Rostam J. Neuwirth, University of Macau, Faculty of Law, is publishing The Global Regulation of ‘Fake News’ in the Time of Oxymora: Facts and Fictions about the COVID-19 Pandemic as Coincidences or Predictive Programming? in the International Journal for the Semiotics of Law/Revue internationale de Sémiotique juridique (2021). Here is the abstract.
The beginning of the twenty-first century saw an apparent change in language in public discourses characterised by the rise of so-called “essentially oxymoronic concepts”, i.e., mainly oxymora and paradoxes. In earlier times, these rhetorical figures of speech were largely reserved for the domain of literature, the arts or mysticism. Today, however, many new technologies and other innovations are contributing to their rise also in the domains of science and of law. Particularly in law, their inherent contradictory quality of combining apparently antagonistic suppositions challenges the traditional dualistic mode of reasoning and binary logic.

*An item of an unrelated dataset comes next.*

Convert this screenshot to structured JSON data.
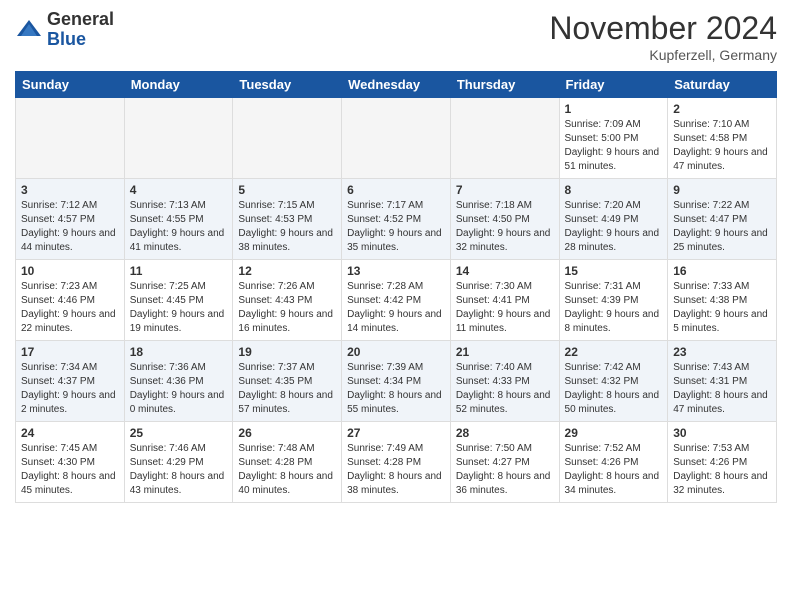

As reflected in terms like fake news, alternative facts or conspiracy theories, these concepts are seen as a threat to the rule of law and legal certainty and have been described as harbingers of an age of disinformation or post-truth. The challenge posed by these apparently contradictory concepts requires a closer look at the premises that guide our legal thinking and a more integrated theory of the senses and their role in law, as captured by the terms “legal synaesthesia” and “legal semiotics”. It also calls for an inquiry into the mind’s functioning generally and how it processes information in the creative process of decision making, linking thoughts and actions as well as facts and fictions. Based on the qualification of “fake news” as an oxymoron, this article critically examines the deficiencies in a dichotomous distinction between fact and fiction exemplified by information about the pandemic of coronavirus disease 2019 (COVID-19) in an attempt to clarify the principal issues for a global regulatory debate regarding “fake news”.
The full text is not available from SSRN.